Lessons from Norman Rockwell

To celebrate the birthday this week of one of my very favorite illustrators, I’d like to give you a glimpse into the childhood of Norman Rockwell. I’m always curious to see the beginnings of creative people.

He had art in his veins. His grandfather (on his mother’s side) was a painter of some note, and his father also loved to draw. Frequently, when he was young, Norman and his businessman father sat side-by-side copying illustrations they’ found in magazines. His father also fed his son’s imagination by reading aloud every night. Dickens was the usual choice, and many of Norman’s early illustrations were of Dickens’ characters.

His mother, though, had a less enthusiastic view of art. When she was a girl, her artist father would line up his children to mass-produce his paintings: a child, brush in hand, was responsible for a single color of the work – one filled in the blue of the sky, another the orange of the sun, and so on. The paintings, not particularly good, each earned the family a few dollars. They also taught Norman’s mother how hard it is to make a living from art.

It was an eighth grade teacher who gave him his chance to shine. Instead of criticizing him for his incessant doodling, Mrs. Smith gave him an outlet. One December, she volunteered all her chalkboards as a canvas and loaded him up with colored chalks. His elaborate, painstaking work drew the attention of the whole school. Soon after, the principal allowed him to spend every Wednesday at a distant art school. Norman was on his way to finding his huge audience. (Read more about his work and career.)

What makes a truly creative person? Is it nature or nurture? Did Rockwell become an artist because he had innate talent, or because he had an environment in which his art could grow? It’s hard to know. Probably both.

But this is clear: encouraging adults do help. Having a dad who shared a love for art was a big factor. As was having an understanding teacher.

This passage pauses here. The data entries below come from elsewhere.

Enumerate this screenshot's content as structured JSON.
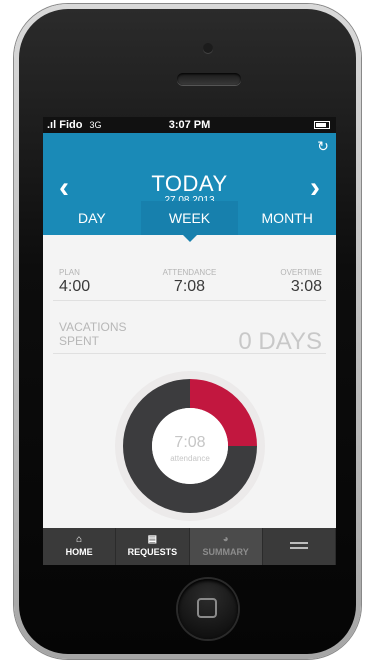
{
  "status": {
    "carrier": "Fido",
    "network": "3G",
    "time": "3:07 PM"
  },
  "header": {
    "title": "TODAY",
    "date": "27.08.2013"
  },
  "tabs": [
    {
      "label": "DAY"
    },
    {
      "label": "WEEK"
    },
    {
      "label": "MONTH"
    }
  ],
  "selected_tab": "WEEK",
  "stats": {
    "plan": {
      "label": "PLAN",
      "value": "4:00"
    },
    "attendance": {
      "label": "ATTENDANCE",
      "value": "7:08"
    },
    "overtime": {
      "label": "OVERTIME",
      "value": "3:08"
    }
  },
  "vacations": {
    "label": "VACATIONS SPENT",
    "value": "0 DAYS"
  },
  "chart": {
    "center_value": "7:08",
    "center_label": "attendance",
    "segments": [
      {
        "name": "attendance",
        "fraction": 0.25,
        "color": "#c2173f"
      },
      {
        "name": "remaining",
        "fraction": 0.75,
        "color": "#3c3c3e"
      }
    ]
  },
  "bottom_nav": [
    {
      "label": "HOME",
      "icon": "home-icon"
    },
    {
      "label": "REQUESTS",
      "icon": "document-icon"
    },
    {
      "label": "SUMMARY",
      "icon": "pie-icon"
    },
    {
      "label": "",
      "icon": "menu-icon"
    }
  ],
  "colors": {
    "accent": "#1a8ab7",
    "tab_active": "#1780ad",
    "donut_red": "#c2173f",
    "donut_dark": "#3c3c3e",
    "nav_bg": "#3a3a3a"
  }
}
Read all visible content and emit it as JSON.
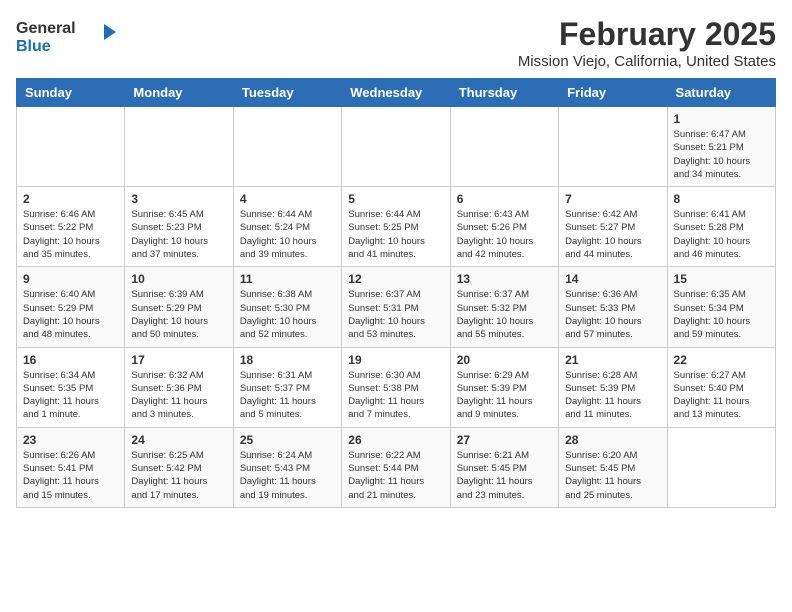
{
  "header": {
    "logo": {
      "general": "General",
      "blue": "Blue"
    },
    "title": "February 2025",
    "subtitle": "Mission Viejo, California, United States"
  },
  "calendar": {
    "days_of_week": [
      "Sunday",
      "Monday",
      "Tuesday",
      "Wednesday",
      "Thursday",
      "Friday",
      "Saturday"
    ],
    "weeks": [
      [
        {
          "day": "",
          "info": ""
        },
        {
          "day": "",
          "info": ""
        },
        {
          "day": "",
          "info": ""
        },
        {
          "day": "",
          "info": ""
        },
        {
          "day": "",
          "info": ""
        },
        {
          "day": "",
          "info": ""
        },
        {
          "day": "1",
          "info": "Sunrise: 6:47 AM\nSunset: 5:21 PM\nDaylight: 10 hours\nand 34 minutes."
        }
      ],
      [
        {
          "day": "2",
          "info": "Sunrise: 6:46 AM\nSunset: 5:22 PM\nDaylight: 10 hours\nand 35 minutes."
        },
        {
          "day": "3",
          "info": "Sunrise: 6:45 AM\nSunset: 5:23 PM\nDaylight: 10 hours\nand 37 minutes."
        },
        {
          "day": "4",
          "info": "Sunrise: 6:44 AM\nSunset: 5:24 PM\nDaylight: 10 hours\nand 39 minutes."
        },
        {
          "day": "5",
          "info": "Sunrise: 6:44 AM\nSunset: 5:25 PM\nDaylight: 10 hours\nand 41 minutes."
        },
        {
          "day": "6",
          "info": "Sunrise: 6:43 AM\nSunset: 5:26 PM\nDaylight: 10 hours\nand 42 minutes."
        },
        {
          "day": "7",
          "info": "Sunrise: 6:42 AM\nSunset: 5:27 PM\nDaylight: 10 hours\nand 44 minutes."
        },
        {
          "day": "8",
          "info": "Sunrise: 6:41 AM\nSunset: 5:28 PM\nDaylight: 10 hours\nand 46 minutes."
        }
      ],
      [
        {
          "day": "9",
          "info": "Sunrise: 6:40 AM\nSunset: 5:29 PM\nDaylight: 10 hours\nand 48 minutes."
        },
        {
          "day": "10",
          "info": "Sunrise: 6:39 AM\nSunset: 5:29 PM\nDaylight: 10 hours\nand 50 minutes."
        },
        {
          "day": "11",
          "info": "Sunrise: 6:38 AM\nSunset: 5:30 PM\nDaylight: 10 hours\nand 52 minutes."
        },
        {
          "day": "12",
          "info": "Sunrise: 6:37 AM\nSunset: 5:31 PM\nDaylight: 10 hours\nand 53 minutes."
        },
        {
          "day": "13",
          "info": "Sunrise: 6:37 AM\nSunset: 5:32 PM\nDaylight: 10 hours\nand 55 minutes."
        },
        {
          "day": "14",
          "info": "Sunrise: 6:36 AM\nSunset: 5:33 PM\nDaylight: 10 hours\nand 57 minutes."
        },
        {
          "day": "15",
          "info": "Sunrise: 6:35 AM\nSunset: 5:34 PM\nDaylight: 10 hours\nand 59 minutes."
        }
      ],
      [
        {
          "day": "16",
          "info": "Sunrise: 6:34 AM\nSunset: 5:35 PM\nDaylight: 11 hours\nand 1 minute."
        },
        {
          "day": "17",
          "info": "Sunrise: 6:32 AM\nSunset: 5:36 PM\nDaylight: 11 hours\nand 3 minutes."
        },
        {
          "day": "18",
          "info": "Sunrise: 6:31 AM\nSunset: 5:37 PM\nDaylight: 11 hours\nand 5 minutes."
        },
        {
          "day": "19",
          "info": "Sunrise: 6:30 AM\nSunset: 5:38 PM\nDaylight: 11 hours\nand 7 minutes."
        },
        {
          "day": "20",
          "info": "Sunrise: 6:29 AM\nSunset: 5:39 PM\nDaylight: 11 hours\nand 9 minutes."
        },
        {
          "day": "21",
          "info": "Sunrise: 6:28 AM\nSunset: 5:39 PM\nDaylight: 11 hours\nand 11 minutes."
        },
        {
          "day": "22",
          "info": "Sunrise: 6:27 AM\nSunset: 5:40 PM\nDaylight: 11 hours\nand 13 minutes."
        }
      ],
      [
        {
          "day": "23",
          "info": "Sunrise: 6:26 AM\nSunset: 5:41 PM\nDaylight: 11 hours\nand 15 minutes."
        },
        {
          "day": "24",
          "info": "Sunrise: 6:25 AM\nSunset: 5:42 PM\nDaylight: 11 hours\nand 17 minutes."
        },
        {
          "day": "25",
          "info": "Sunrise: 6:24 AM\nSunset: 5:43 PM\nDaylight: 11 hours\nand 19 minutes."
        },
        {
          "day": "26",
          "info": "Sunrise: 6:22 AM\nSunset: 5:44 PM\nDaylight: 11 hours\nand 21 minutes."
        },
        {
          "day": "27",
          "info": "Sunrise: 6:21 AM\nSunset: 5:45 PM\nDaylight: 11 hours\nand 23 minutes."
        },
        {
          "day": "28",
          "info": "Sunrise: 6:20 AM\nSunset: 5:45 PM\nDaylight: 11 hours\nand 25 minutes."
        },
        {
          "day": "",
          "info": ""
        }
      ]
    ]
  }
}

But so was having a practical mom, who encouraged him to be clear-headed and hardworking in his approach to his career in art.

Don’t underestimate how much you can add to your child’s creative growth.

Bruce Van Patter

all material ©2006 Bruce Van Patter